Birth Is Just the Beginning
Sunday, December 20, 2020
We must move beyond a merely sentimental understanding of Christmas as “waiting for the baby Jesus” to an adult and communal appreciation of the message of the incarnation of God in Christ. We Franciscans have always believed that the incarnation was already the redemption, because in Jesus’ birth God was saying that it was good to be human, and God was on our side.
Jesus identified his own mission with what he called the coming “reign of God.” We have often settled instead for the sweet coming of a baby who asked little of us in terms of surrender, encounter, mutuality, or any assent to the actual teachings of Jesus. Too much sentimentality, or juicing up of our emotions, can be a substitute for an actual relationship, as we also see in our human relationships. When we are so infatuated with the “sweetness” or “perfection” of another, we easily “fall” out of love at the first sign of their humanity. Let’s not let that happen with the infinitely compelling person of Jesus!
The celebration of Christmas is not merely a sentimental waiting for a baby to be born. It is much more an asking for history to be born! Creation groans in its birth pains, waiting for our participation with God in its renewal (see Romans 8:20–23). We do the Gospel no favor when we make Jesus, the Eternal Christ, into a perpetual baby, who asks little or no adult response from us. One even wonders what kind of mind would want to keep Jesus a baby. Maybe only one that is content with “baby Christianity.”
Any spirituality that makes too much of the baby Jesus is perhaps not yet ready for “prime-time” life. God clearly wants friends and partners to be images of divinity, if we are to believe the biblical texts. God, it seems, wants mature religion and a thoughtful, free response from us. God loves us in partnership, with mutual give and take, and we eventually become the God that we love.
The Christ we are asking and waiting for includes our own full birth and the further birth of history and creation. It is to this adult and Cosmic Christ that we can say, “Come, Lord Jesus” (Revelation 22:20) with a whole new understanding and a deliberate passion. This makes our entire lives, and the life of the church, one huge “advent.”
The Christ includes the whole sweep of creation and history joined with him—and each of us, too. This is the Universal (or Cosmic) Christ.  We ourselves are members of the Body of Christ and the Universal Christ, even though we are not the historical Jesus. So we very rightly believe in “Jesus Christ,” and both words are essential.
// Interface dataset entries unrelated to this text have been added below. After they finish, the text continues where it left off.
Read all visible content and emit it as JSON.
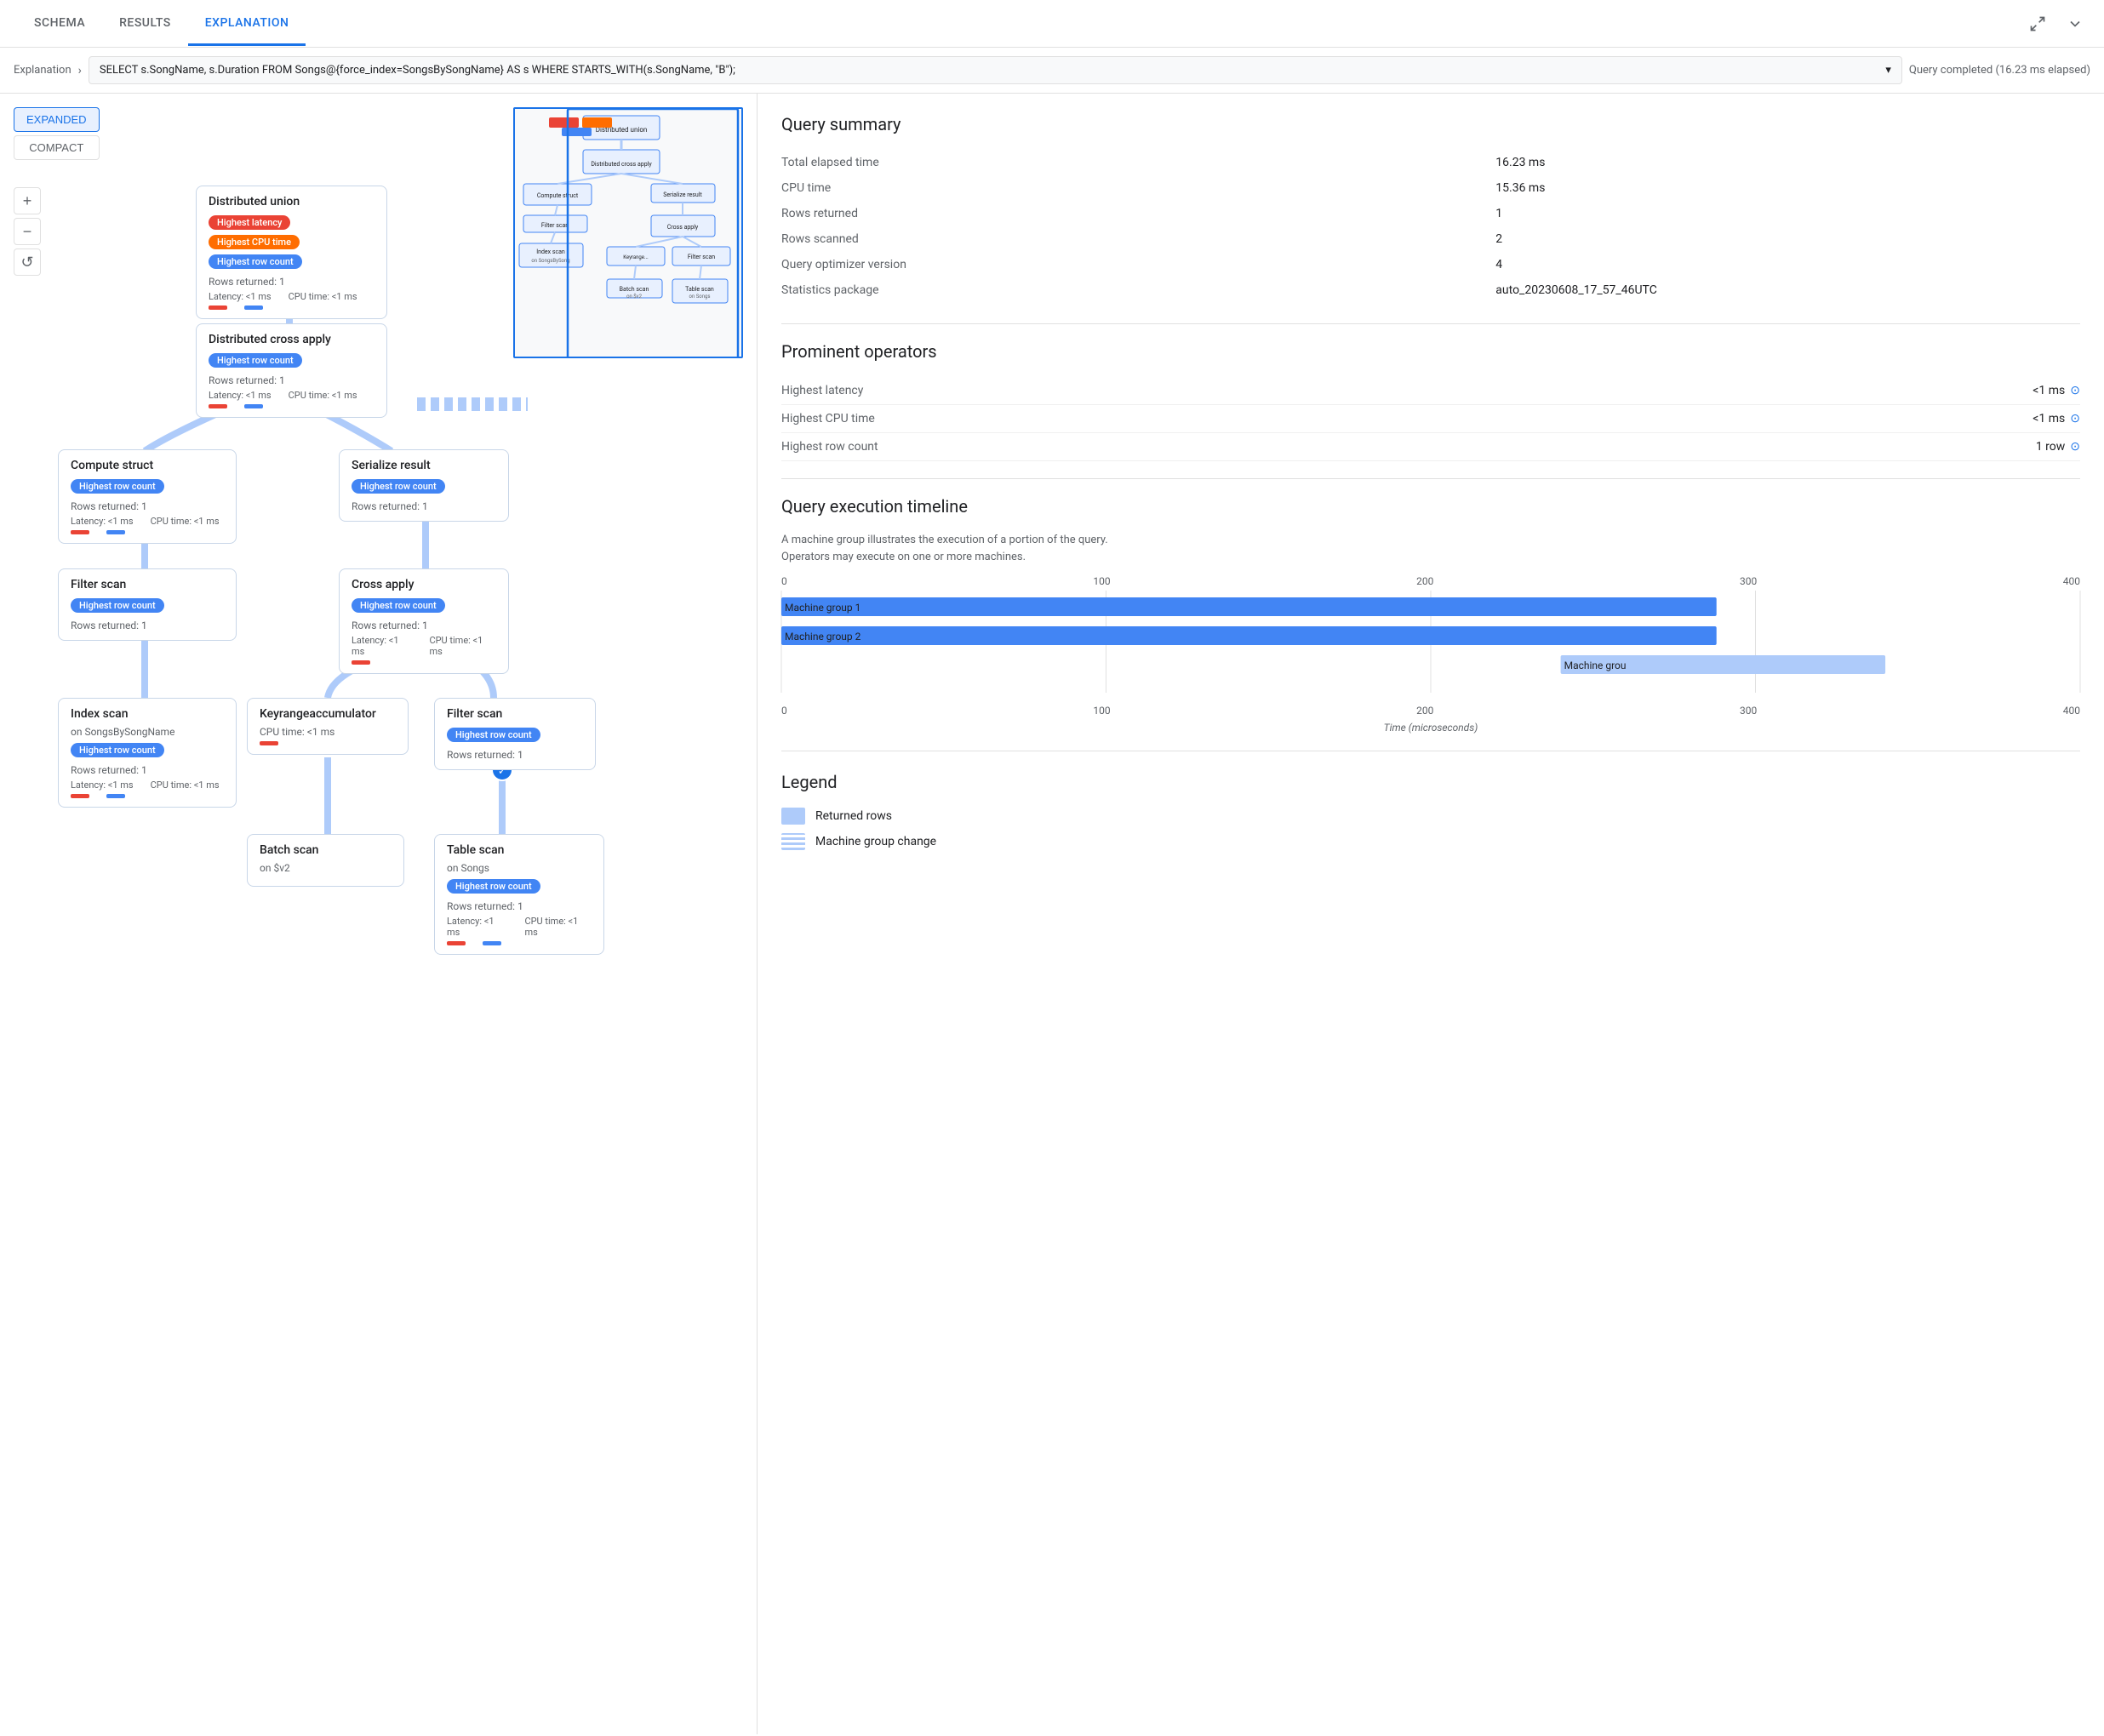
{
  "tabs": {
    "items": [
      "SCHEMA",
      "RESULTS",
      "EXPLANATION"
    ],
    "active": "EXPLANATION"
  },
  "header": {
    "breadcrumb": "Explanation",
    "query": "SELECT s.SongName, s.Duration FROM Songs@{force_index=SongsBySongName} AS s WHERE STARTS_WITH(s.SongName, \"B\");",
    "status": "Query completed (16.23 ms elapsed)"
  },
  "view_toggle": {
    "expanded": "EXPANDED",
    "compact": "COMPACT"
  },
  "zoom": {
    "plus": "+",
    "minus": "−",
    "reset": "↺"
  },
  "nodes": {
    "distributed_union": {
      "title": "Distributed union",
      "badges": [
        "Highest latency",
        "Highest CPU time",
        "Highest row count"
      ],
      "rows_returned": "Rows returned: 1",
      "latency": "Latency: <1 ms",
      "cpu": "CPU time: <1 ms"
    },
    "distributed_cross_apply": {
      "title": "Distributed cross apply",
      "badges": [
        "Highest row count"
      ],
      "rows_returned": "Rows returned: 1",
      "latency": "Latency: <1 ms",
      "cpu": "CPU time: <1 ms"
    },
    "compute_struct": {
      "title": "Compute struct",
      "badges": [
        "Highest row count"
      ],
      "rows_returned": "Rows returned: 1",
      "latency": "Latency: <1 ms",
      "cpu": "CPU time: <1 ms"
    },
    "serialize_result": {
      "title": "Serialize result",
      "badges": [
        "Highest row count"
      ],
      "rows_returned": "Rows returned: 1"
    },
    "filter_scan_1": {
      "title": "Filter scan",
      "badges": [
        "Highest row count"
      ],
      "rows_returned": "Rows returned: 1"
    },
    "cross_apply": {
      "title": "Cross apply",
      "badges": [
        "Highest row count"
      ],
      "rows_returned": "Rows returned: 1",
      "latency": "Latency: <1 ms",
      "cpu": "CPU time: <1 ms"
    },
    "index_scan": {
      "title": "Index scan",
      "subtitle": "on SongsBySongName",
      "badges": [
        "Highest row count"
      ],
      "rows_returned": "Rows returned: 1",
      "latency": "Latency: <1 ms",
      "cpu": "CPU time: <1 ms"
    },
    "keyrange_accumulator": {
      "title": "Keyrangeaccumulator",
      "cpu": "CPU time: <1 ms"
    },
    "filter_scan_2": {
      "title": "Filter scan",
      "badges": [
        "Highest row count"
      ],
      "rows_returned": "Rows returned: 1"
    },
    "batch_scan": {
      "title": "Batch scan",
      "subtitle": "on $v2"
    },
    "table_scan": {
      "title": "Table scan",
      "subtitle": "on Songs",
      "badges": [
        "Highest row count"
      ],
      "rows_returned": "Rows returned: 1",
      "latency": "Latency: <1 ms",
      "cpu": "CPU time: <1 ms"
    }
  },
  "query_summary": {
    "title": "Query summary",
    "rows": [
      {
        "label": "Total elapsed time",
        "value": "16.23 ms"
      },
      {
        "label": "CPU time",
        "value": "15.36 ms"
      },
      {
        "label": "Rows returned",
        "value": "1"
      },
      {
        "label": "Rows scanned",
        "value": "2"
      },
      {
        "label": "Query optimizer version",
        "value": "4"
      },
      {
        "label": "Statistics package",
        "value": "auto_20230608_17_57_46UTC"
      }
    ]
  },
  "prominent_operators": {
    "title": "Prominent operators",
    "rows": [
      {
        "label": "Highest latency",
        "value": "<1 ms"
      },
      {
        "label": "Highest CPU time",
        "value": "<1 ms"
      },
      {
        "label": "Highest row count",
        "value": "1 row"
      }
    ]
  },
  "timeline": {
    "title": "Query execution timeline",
    "desc_line1": "A machine group illustrates the execution of a portion of the query.",
    "desc_line2": "Operators may execute on one or more machines.",
    "x_axis_labels": [
      "0",
      "100",
      "200",
      "300",
      "400"
    ],
    "bars": [
      {
        "label": "Machine group 1",
        "start_pct": 0,
        "width_pct": 72,
        "type": "dark"
      },
      {
        "label": "Machine group 2",
        "start_pct": 0,
        "width_pct": 72,
        "type": "dark"
      },
      {
        "label": "Machine grou",
        "start_pct": 60,
        "width_pct": 25,
        "type": "small"
      }
    ],
    "x_axis_bottom": [
      "0",
      "100",
      "200",
      "300",
      "400"
    ],
    "x_label": "Time (microseconds)"
  },
  "legend": {
    "title": "Legend",
    "items": [
      {
        "type": "returned",
        "label": "Returned rows"
      },
      {
        "type": "machine",
        "label": "Machine group change"
      }
    ]
  }
}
 For a deeper exploration of the concept of the Universal or Cosmic Christ, see Richard Rohr, The Universal Christ: How a Forgotten Reality Can Change Everything We See, Hope For, and Believe (Convergent Books: 2019).
Adapted from Richard Rohr, Preparing for Christmas: Daily Meditations for Advent (Franciscan Media: 2008), 1–2, 8–10.